**What you need to do:** Reproduce each record below exactly as written.

**Dataset extract:**
-.-.-

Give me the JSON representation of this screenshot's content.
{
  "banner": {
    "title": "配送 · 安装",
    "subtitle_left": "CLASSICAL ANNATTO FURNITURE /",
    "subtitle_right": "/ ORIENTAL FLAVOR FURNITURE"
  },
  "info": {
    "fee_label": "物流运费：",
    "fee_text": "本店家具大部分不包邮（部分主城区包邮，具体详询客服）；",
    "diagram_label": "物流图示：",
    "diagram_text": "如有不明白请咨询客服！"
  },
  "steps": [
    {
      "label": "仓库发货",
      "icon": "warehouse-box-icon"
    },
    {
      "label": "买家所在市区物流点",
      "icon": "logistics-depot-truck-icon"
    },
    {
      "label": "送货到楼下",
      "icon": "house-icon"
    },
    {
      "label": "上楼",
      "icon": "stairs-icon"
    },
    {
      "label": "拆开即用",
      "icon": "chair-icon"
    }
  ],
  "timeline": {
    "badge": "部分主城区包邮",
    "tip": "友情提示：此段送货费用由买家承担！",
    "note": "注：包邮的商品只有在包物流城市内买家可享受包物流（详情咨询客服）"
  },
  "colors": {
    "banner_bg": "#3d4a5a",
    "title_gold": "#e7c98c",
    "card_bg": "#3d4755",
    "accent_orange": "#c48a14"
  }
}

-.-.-

**Task result:**
Give me the JSON representation of this screenshot's content.
{
  "banner": {
    "title": "配送 · 安装",
    "subtitle_left": "CLASSICAL ANNATTO FURNITURE /",
    "subtitle_right": "/ ORIENTAL FLAVOR FURNITURE"
  },
  "info": {
    "fee_label": "物流运费：",
    "fee_text": "本店家具大部分不包邮（部分主城区包邮，具体详询客服）；",
    "diagram_label": "物流图示：",
    "diagram_text": "如有不明白请咨询客服！"
  },
  "steps": [
    {
      "label": "仓库发货",
      "icon": "warehouse-box-icon"
    },
    {
      "label": "买家所在市区物流点",
      "icon": "logistics-depot-truck-icon"
    },
    {
      "label": "送货到楼下",
      "icon": "house-icon"
    },
    {
      "label": "上楼",
      "icon": "stairs-icon"
    },
    {
      "label": "拆开即用",
      "icon": "chair-icon"
    }
  ],
  "timeline": {
    "badge": "部分主城区包邮",
    "tip": "友情提示：此段送货费用由买家承担！",
    "note": "注：包邮的商品只有在包物流城市内买家可享受包物流（详情咨询客服）"
  },
  "colors": {
    "banner_bg": "#3d4a5a",
    "title_gold": "#e7c98c",
    "card_bg": "#3d4755",
    "accent_orange": "#c48a14"
  }
}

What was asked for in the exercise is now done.